Feb
9
comment Did phonological systems (namely bopomofo) standardize Chinese phonemes?
I think phonology is actually central to this topic. You say: 'before bopomofo, there wasn't a standard way or a common phonetic base language to refer to when stating that two characters were pronounced the same'. But the whole idea of phonology is that phonemes actually exist in people's minds without needing a writing system to tell them what is what.

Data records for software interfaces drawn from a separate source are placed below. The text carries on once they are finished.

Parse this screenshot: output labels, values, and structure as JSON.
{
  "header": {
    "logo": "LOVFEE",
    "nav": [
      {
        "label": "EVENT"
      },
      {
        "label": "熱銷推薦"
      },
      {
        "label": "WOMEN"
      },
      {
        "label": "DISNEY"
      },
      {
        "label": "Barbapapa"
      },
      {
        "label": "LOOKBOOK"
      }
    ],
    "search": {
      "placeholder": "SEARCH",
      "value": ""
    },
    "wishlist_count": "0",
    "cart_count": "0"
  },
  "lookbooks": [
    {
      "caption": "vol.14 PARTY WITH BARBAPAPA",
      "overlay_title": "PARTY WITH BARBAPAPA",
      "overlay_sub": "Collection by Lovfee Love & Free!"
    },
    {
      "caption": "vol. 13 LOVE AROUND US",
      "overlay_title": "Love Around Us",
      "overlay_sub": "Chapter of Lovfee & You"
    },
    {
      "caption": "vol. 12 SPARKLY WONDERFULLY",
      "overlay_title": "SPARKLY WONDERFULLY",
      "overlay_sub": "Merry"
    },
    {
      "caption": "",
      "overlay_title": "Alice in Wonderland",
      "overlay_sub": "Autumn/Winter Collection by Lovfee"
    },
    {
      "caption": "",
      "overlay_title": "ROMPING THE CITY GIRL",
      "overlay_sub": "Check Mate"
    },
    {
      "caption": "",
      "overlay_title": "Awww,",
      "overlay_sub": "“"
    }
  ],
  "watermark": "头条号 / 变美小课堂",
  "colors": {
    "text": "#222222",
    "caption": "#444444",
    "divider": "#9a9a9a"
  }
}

Your question seems to assume that phonological distinctions don't exist until someone writes them down, which is a rather interesting assumption.
Feb
9
answered Did phonological systems (namely bopomofo) standardize Chinese phonemes?
Feb
8
asked Different nuances of words such as 进行, 实施, 执行, etc
Feb
2
comment How common is the use of “瞧” and which region?
I heard it from a little 3-year-old boy going to a kindergarten in Beijing, so it must be pretty common! The note about Beijing dialect is well taken.
Feb
1
comment How can I express 'having' in an intimate sense?
我拥有他们 sounds completely inappropriate, as though you possess them. 还有你的儿子和你的女儿 doesn't necessarily mean 'you have your son and your daughter'; it can also be understood as 'your son and daughter are there'. 有 doesn't have to have a possessive meaning.
Feb
1
revised Take away (when ordering food): is it 带走 or 打包?
Give credit to correct answer, found in comment, not actual answer
Jan
31
comment Is there a comprehensive list of vocabulary differences between 台湾国语 and 大陆普通话?
The guy just asked for a list. This answer goes well beyond what the OP wanted; Derek has gone to the trouble of providing a list of reference tools, with links.
Jan
31
answered Take away (when ordering food): is it 带走 or 打包?